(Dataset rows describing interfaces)
━━━━
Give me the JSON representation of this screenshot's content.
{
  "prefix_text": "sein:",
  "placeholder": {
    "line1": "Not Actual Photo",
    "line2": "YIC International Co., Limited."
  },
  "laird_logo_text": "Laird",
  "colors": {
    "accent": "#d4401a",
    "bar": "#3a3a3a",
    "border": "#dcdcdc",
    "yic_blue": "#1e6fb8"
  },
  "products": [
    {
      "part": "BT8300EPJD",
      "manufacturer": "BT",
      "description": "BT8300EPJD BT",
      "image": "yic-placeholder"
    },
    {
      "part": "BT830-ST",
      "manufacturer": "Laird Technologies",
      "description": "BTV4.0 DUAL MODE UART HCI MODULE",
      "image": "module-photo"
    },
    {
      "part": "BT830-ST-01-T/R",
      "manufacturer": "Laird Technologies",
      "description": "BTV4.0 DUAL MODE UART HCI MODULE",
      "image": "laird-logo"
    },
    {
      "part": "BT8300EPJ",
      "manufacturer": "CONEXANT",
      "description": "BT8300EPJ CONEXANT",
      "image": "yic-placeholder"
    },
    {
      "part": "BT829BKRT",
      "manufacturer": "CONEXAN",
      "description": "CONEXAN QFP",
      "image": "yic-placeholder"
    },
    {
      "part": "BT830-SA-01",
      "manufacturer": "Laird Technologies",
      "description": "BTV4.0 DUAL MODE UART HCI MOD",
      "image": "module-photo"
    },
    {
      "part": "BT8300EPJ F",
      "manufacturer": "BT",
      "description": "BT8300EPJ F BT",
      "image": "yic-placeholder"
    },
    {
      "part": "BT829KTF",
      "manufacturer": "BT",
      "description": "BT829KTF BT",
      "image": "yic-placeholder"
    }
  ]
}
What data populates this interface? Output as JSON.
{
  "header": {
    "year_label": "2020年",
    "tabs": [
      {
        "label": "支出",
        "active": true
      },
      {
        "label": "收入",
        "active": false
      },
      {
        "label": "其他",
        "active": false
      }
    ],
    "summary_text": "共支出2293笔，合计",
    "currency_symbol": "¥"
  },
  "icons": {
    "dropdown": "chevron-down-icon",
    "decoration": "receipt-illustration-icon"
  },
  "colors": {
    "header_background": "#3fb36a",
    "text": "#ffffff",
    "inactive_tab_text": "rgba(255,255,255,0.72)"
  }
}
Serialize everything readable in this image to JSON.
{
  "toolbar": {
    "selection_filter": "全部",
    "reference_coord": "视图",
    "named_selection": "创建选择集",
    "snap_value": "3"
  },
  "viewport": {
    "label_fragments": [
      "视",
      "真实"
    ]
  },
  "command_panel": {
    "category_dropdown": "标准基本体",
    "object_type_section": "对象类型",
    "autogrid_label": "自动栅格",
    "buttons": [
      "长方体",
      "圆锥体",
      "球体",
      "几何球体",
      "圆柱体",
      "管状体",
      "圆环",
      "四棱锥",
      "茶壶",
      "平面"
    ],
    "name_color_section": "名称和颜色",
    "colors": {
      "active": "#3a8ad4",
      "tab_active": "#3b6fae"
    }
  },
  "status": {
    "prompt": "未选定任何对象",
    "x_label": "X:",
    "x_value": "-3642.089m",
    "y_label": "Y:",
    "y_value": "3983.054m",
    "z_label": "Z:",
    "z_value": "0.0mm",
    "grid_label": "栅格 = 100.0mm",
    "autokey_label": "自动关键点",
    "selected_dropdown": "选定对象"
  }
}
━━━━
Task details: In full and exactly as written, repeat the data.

Exercise output:
Give me the JSON representation of this screenshot's content.
{
  "prefix_text": "sein:",
  "placeholder": {
    "line1": "Not Actual Photo",
    "line2": "YIC International Co., Limited."
  },
  "laird_logo_text": "Laird",
  "colors": {
    "accent": "#d4401a",
    "bar": "#3a3a3a",
    "border": "#dcdcdc",
    "yic_blue": "#1e6fb8"
  },
  "products": [
    {
      "part": "BT8300EPJD",
      "manufacturer": "BT",
      "description": "BT8300EPJD BT",
      "image": "yic-placeholder"
    },
    {
      "part": "BT830-ST",
      "manufacturer": "Laird Technologies",
      "description": "BTV4.0 DUAL MODE UART HCI MODULE",
      "image": "module-photo"
    },
    {
      "part": "BT830-ST-01-T/R",
      "manufacturer": "Laird Technologies",
      "description": "BTV4.0 DUAL MODE UART HCI MODULE",
      "image": "laird-logo"
    },
    {
      "part": "BT8300EPJ",
      "manufacturer": "CONEXANT",
      "description": "BT8300EPJ CONEXANT",
      "image": "yic-placeholder"
    },
    {
      "part": "BT829BKRT",
      "manufacturer": "CONEXAN",
      "description": "CONEXAN QFP",
      "image": "yic-placeholder"
    },
    {
      "part": "BT830-SA-01",
      "manufacturer": "Laird Technologies",
      "description": "BTV4.0 DUAL MODE UART HCI MOD",
      "image": "module-photo"
    },
    {
      "part": "BT8300EPJ F",
      "manufacturer": "BT",
      "description": "BT8300EPJ F BT",
      "image": "yic-placeholder"
    },
    {
      "part": "BT829KTF",
      "manufacturer": "BT",
      "description": "BT829KTF BT",
      "image": "yic-placeholder"
    }
  ]
}
What data populates this interface? Output as JSON.
{
  "header": {
    "year_label": "2020年",
    "tabs": [
      {
        "label": "支出",
        "active": true
      },
      {
        "label": "收入",
        "active": false
      },
      {
        "label": "其他",
        "active": false
      }
    ],
    "summary_text": "共支出2293笔，合计",
    "currency_symbol": "¥"
  },
  "icons": {
    "dropdown": "chevron-down-icon",
    "decoration": "receipt-illustration-icon"
  },
  "colors": {
    "header_background": "#3fb36a",
    "text": "#ffffff",
    "inactive_tab_text": "rgba(255,255,255,0.72)"
  }
}
Serialize everything readable in this image to JSON.
{
  "toolbar": {
    "selection_filter": "全部",
    "reference_coord": "视图",
    "named_selection": "创建选择集",
    "snap_value": "3"
  },
  "viewport": {
    "label_fragments": [
      "视",
      "真实"
    ]
  },
  "command_panel": {
    "category_dropdown": "标准基本体",
    "object_type_section": "对象类型",
    "autogrid_label": "自动栅格",
    "buttons": [
      "长方体",
      "圆锥体",
      "球体",
      "几何球体",
      "圆柱体",
      "管状体",
      "圆环",
      "四棱锥",
      "茶壶",
      "平面"
    ],
    "name_color_section": "名称和颜色",
    "colors": {
      "active": "#3a8ad4",
      "tab_active": "#3b6fae"
    }
  },
  "status": {
    "prompt": "未选定任何对象",
    "x_label": "X:",
    "x_value": "-3642.089m",
    "y_label": "Y:",
    "y_value": "3983.054m",
    "z_label": "Z:",
    "z_value": "0.0mm",
    "grid_label": "栅格 = 100.0mm",
    "autokey_label": "自动关键点",
    "selected_dropdown": "选定对象"
  }
}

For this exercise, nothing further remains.